Tuesday, September 29, 2009

deep fried!

Whew...last night we used peanut oil to DEEP FRY the Hericium abietis, Lion's Mane.

I had never actually deep fried anything before; it's very fun.

We sliced the Hericium, dipped it in egg/flour/ginger ale batter, breaded with panko flakes, and fried them up in a mushroom pot :)
Then we ate them with a spicy soy/vinegar sauce.
Lemon-Lime loved the panko flakes!

Fun and tasty, but very smelly. I don't think our landlords (their bedroom is above our kitchen) were too happy.

Update on the drying rack:

looking good!

Monday, September 28, 2009

North Cascades Fungi!

I went collecting in the North Cascades with Joe Ammirati, and two friends from our lab.

What a great day! We found tons of fungi, and quite a few edibles :)
Here they are, edibles first:
Lobster Mushroom (Hypomyces lactifluorum-orange-growing on a Russula)

Cortinarius caperatus (Rozites) distinguished by the silvery cap:


and off-center cap attachement, this mushroom is often called "the gypsy":

Armillaria, the honey fungus:

it grows in clusters and has cinnamon scales:

Dentinum=Hydnum repandum:

Polyozellus multiplex! the Black Chanterelle! It is a beautiful purple/black with white spores:

Boletus mirabilis, the two maroon ones in the middle;
Lactarius deliciousus group, on the left;
and another Cortinarius caperatus (Rozites) on the right.

Clavariadelphus truncatus a sweet-tasting edible:

Hericium abietis, the Lion's Mane! My first one, and it was huge! I found it fallen off the log it grew on in a camping parking lot :)

The inedibles:
A slime mold (immature):

(mature, spores being released):

Hydnellum peckii (from the bottom):

From the top (it releases red liquid drops):

Coltrichia perennis:

a fall-fruiting ascomycete, usually they fruit in the spring:

Pseudohydnum gelatinosum, a clear, jiggly, toothed fungus:

Cortinarius violaceus, rust-brown spores:

We've been slicing drying mushrooms all evening in our dehydrator. We should have a lot of great edibles to last us the winter :)

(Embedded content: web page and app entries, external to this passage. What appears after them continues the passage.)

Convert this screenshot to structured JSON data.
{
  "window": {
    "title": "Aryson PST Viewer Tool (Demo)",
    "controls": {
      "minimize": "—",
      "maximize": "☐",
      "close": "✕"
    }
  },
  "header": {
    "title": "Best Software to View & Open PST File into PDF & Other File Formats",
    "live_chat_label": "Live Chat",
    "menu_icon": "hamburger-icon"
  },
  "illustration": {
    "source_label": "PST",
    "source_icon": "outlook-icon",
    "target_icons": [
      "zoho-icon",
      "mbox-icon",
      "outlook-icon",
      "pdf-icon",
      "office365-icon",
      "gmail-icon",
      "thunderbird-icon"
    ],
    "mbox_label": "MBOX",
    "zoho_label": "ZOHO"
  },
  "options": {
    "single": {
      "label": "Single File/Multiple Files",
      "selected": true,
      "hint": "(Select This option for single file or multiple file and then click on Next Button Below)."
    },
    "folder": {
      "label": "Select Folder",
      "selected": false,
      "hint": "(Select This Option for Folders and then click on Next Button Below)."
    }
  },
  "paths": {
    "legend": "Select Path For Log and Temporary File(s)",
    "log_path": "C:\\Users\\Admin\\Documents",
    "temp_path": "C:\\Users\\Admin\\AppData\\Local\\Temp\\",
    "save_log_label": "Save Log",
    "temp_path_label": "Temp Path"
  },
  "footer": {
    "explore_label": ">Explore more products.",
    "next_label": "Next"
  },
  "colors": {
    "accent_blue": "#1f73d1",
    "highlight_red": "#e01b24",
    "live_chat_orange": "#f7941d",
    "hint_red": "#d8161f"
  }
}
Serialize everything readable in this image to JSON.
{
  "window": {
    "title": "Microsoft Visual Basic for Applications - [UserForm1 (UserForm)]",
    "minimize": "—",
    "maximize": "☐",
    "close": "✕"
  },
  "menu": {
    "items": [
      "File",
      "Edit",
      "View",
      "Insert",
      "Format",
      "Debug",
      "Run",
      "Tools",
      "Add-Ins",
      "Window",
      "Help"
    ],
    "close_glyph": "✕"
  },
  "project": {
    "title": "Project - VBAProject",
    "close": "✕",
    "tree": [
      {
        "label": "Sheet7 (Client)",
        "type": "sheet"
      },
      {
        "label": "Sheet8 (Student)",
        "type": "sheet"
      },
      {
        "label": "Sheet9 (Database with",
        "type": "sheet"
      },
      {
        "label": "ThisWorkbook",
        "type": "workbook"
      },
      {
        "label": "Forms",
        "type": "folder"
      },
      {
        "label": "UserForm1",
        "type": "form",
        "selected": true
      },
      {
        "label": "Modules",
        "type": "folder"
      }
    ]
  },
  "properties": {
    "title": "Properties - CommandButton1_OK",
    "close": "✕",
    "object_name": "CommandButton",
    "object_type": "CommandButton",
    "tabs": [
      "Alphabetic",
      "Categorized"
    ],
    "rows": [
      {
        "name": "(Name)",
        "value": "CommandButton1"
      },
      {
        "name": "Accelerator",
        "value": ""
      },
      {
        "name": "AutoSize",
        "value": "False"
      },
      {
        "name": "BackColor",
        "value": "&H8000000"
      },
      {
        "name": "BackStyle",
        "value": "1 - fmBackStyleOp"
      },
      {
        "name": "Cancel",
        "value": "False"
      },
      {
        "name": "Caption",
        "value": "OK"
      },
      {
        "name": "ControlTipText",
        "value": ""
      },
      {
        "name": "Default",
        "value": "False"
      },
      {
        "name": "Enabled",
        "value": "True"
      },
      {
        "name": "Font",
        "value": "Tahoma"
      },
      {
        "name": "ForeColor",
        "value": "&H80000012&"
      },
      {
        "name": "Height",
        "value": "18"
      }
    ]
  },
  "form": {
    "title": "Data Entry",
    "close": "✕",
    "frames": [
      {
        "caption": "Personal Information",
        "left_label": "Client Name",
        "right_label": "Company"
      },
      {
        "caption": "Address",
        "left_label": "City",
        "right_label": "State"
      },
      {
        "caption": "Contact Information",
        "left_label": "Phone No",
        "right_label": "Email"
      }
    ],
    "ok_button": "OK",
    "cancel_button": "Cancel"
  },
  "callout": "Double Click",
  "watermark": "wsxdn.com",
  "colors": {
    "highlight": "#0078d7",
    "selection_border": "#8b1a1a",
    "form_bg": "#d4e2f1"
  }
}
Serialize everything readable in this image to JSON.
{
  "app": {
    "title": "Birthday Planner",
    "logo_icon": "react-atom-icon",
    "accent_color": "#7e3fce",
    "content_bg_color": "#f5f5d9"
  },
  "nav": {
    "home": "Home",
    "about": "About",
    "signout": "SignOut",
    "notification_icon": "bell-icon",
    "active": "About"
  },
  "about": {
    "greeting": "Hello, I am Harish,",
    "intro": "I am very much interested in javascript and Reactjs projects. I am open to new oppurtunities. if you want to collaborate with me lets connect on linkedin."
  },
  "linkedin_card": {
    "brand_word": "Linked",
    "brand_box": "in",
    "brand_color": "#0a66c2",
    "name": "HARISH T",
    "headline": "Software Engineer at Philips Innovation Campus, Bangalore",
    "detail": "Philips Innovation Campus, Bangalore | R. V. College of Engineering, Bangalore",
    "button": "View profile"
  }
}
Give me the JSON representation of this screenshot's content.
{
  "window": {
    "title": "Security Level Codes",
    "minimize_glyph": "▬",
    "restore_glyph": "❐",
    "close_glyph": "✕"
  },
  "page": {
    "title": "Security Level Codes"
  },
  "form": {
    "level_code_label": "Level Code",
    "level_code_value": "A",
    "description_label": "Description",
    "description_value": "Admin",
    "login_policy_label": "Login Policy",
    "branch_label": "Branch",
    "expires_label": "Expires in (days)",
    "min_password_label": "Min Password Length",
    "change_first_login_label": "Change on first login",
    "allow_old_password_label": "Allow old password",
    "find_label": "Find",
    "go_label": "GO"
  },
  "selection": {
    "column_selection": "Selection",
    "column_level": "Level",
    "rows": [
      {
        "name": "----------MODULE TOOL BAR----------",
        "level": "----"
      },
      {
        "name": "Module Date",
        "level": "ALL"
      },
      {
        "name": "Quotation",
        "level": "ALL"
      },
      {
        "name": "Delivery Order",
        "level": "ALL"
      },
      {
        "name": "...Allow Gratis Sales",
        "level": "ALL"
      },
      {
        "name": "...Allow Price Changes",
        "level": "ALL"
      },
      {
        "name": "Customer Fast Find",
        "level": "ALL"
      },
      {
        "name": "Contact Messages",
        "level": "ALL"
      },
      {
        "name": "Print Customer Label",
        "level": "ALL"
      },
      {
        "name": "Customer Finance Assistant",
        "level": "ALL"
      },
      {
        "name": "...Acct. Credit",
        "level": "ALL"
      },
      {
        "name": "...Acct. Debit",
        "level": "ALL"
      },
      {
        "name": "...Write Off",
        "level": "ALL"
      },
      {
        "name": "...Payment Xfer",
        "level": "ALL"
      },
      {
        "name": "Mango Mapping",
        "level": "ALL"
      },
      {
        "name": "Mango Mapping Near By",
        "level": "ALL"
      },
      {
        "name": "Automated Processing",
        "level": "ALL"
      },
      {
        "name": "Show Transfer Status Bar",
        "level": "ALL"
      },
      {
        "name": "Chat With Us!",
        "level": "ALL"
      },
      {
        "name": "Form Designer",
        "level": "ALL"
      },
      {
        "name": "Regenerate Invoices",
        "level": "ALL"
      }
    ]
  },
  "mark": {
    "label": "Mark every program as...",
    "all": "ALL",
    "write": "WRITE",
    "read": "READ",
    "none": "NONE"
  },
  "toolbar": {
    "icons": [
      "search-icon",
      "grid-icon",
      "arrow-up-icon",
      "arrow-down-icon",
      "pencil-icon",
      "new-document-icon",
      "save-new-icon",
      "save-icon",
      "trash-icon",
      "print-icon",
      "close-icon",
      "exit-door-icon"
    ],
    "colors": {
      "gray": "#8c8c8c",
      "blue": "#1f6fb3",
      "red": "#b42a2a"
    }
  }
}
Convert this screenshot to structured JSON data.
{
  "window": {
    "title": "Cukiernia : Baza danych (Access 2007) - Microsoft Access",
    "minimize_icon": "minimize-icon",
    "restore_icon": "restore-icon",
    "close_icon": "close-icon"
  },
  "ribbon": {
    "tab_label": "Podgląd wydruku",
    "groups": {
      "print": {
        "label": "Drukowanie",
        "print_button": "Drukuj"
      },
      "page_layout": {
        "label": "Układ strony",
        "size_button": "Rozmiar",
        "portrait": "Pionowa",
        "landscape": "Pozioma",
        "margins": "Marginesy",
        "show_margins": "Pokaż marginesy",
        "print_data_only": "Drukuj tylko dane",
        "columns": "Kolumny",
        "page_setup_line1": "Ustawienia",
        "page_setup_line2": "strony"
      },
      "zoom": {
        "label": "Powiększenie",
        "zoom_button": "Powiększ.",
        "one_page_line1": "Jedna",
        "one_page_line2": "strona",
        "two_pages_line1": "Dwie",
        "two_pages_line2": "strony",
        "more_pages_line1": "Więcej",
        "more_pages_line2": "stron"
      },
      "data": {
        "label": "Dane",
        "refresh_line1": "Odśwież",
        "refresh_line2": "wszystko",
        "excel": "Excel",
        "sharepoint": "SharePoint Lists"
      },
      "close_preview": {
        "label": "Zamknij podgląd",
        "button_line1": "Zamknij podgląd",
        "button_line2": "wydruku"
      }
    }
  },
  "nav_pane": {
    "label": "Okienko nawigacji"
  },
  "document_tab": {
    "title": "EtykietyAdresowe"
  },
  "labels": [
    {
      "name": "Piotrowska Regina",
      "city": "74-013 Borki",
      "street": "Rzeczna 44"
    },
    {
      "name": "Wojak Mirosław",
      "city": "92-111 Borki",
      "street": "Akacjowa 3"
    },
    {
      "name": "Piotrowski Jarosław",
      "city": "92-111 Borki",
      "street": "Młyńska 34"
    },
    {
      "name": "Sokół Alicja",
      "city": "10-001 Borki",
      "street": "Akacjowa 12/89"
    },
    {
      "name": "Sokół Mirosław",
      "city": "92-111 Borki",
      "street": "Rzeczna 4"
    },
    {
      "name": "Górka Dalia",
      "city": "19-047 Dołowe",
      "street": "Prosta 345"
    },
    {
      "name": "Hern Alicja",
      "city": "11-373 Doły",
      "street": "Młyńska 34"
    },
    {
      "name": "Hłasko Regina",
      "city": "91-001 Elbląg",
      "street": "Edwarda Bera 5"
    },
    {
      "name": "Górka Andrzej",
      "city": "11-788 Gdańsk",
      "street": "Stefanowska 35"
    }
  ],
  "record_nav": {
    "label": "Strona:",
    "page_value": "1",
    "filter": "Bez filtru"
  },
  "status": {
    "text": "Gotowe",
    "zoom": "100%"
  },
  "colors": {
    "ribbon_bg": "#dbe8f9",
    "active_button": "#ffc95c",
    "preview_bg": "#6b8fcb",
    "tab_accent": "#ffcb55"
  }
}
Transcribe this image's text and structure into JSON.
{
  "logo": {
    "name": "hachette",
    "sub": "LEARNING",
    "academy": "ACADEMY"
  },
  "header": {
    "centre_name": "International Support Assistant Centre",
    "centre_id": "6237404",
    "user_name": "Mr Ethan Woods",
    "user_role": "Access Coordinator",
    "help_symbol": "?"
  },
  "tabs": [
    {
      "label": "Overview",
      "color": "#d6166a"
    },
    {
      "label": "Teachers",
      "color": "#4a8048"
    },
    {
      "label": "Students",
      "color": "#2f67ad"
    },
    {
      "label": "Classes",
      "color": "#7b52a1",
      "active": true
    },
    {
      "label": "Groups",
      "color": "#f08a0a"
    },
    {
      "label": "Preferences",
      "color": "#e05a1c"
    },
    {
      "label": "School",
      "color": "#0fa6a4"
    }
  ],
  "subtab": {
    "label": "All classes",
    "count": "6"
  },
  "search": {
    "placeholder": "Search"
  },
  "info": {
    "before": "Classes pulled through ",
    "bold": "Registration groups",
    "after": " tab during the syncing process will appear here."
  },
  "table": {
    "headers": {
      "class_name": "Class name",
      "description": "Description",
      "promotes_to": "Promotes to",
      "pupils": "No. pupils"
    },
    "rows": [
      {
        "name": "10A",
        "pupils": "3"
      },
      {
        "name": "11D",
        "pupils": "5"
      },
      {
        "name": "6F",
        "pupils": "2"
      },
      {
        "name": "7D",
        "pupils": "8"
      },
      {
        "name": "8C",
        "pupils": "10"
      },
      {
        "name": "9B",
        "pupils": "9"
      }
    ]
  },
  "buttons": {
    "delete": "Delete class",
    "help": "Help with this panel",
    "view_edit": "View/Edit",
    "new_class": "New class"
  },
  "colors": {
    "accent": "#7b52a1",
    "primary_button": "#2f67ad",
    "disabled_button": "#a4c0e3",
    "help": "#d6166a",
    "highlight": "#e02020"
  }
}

Saturday, September 26, 2009

Ice Lakes Fungi

When Adam and I and our friends Hans and Catherine went to Ice Lakes over Labor Day, we found tons and tons of mushrooms and cool fungi!
I saved them out of the original Ice Lakes post because I felt like there were too many photos and I wanted to show all the cool fungi, so here they are:

Guepiniopsis, an Ascomycete, rehydrated from spring growth.


Hypomyces luteovirens, a fungus parasitizing a Russula mushroom. Hypomyces lactifluorum-an orange colored species-is what Lobster Mushrooms are.

Ramaria, a coral fungus.

Trichaptum biforme.

Monotropa hypophithys, the chlorophyll-lacking plant growing from a fungus, that grows with the roots of a tree.

Some kind of Rhizopogon puffball.

Suillus ochraceoroseus, a pink scaley cap, bright yellow pores underneath. Grows with Larch, and we were in the middle of a huge larch forest! This mushroom even grew up at Ice Lake, with a little snow on it.

Lepraria, a powdery lichen.

An Amanita muscaria button (baby)!

Amanita pantherina?


Guepiniopsis, again.

Neolentinus lepidius, growing from a crack in the bark of this log floating in a river!


Albatrellus, a polypore.

Some kind of Jelly Fungus?

Rhizina, growing on pine roots in a burned area.

Cryptoporus vulvatus.

Catathalasma, check out those scales!

Lachnellula, orange-yellow with a white border.

Scutellinia scutellata, the eyelash cup! It's so cute with the black fringe around the border!

Guepiniopsis again!
I was amazed at how many mushrooms and other fungi we found! August/September truely is the peak for high country fungi. Glad we were there for it!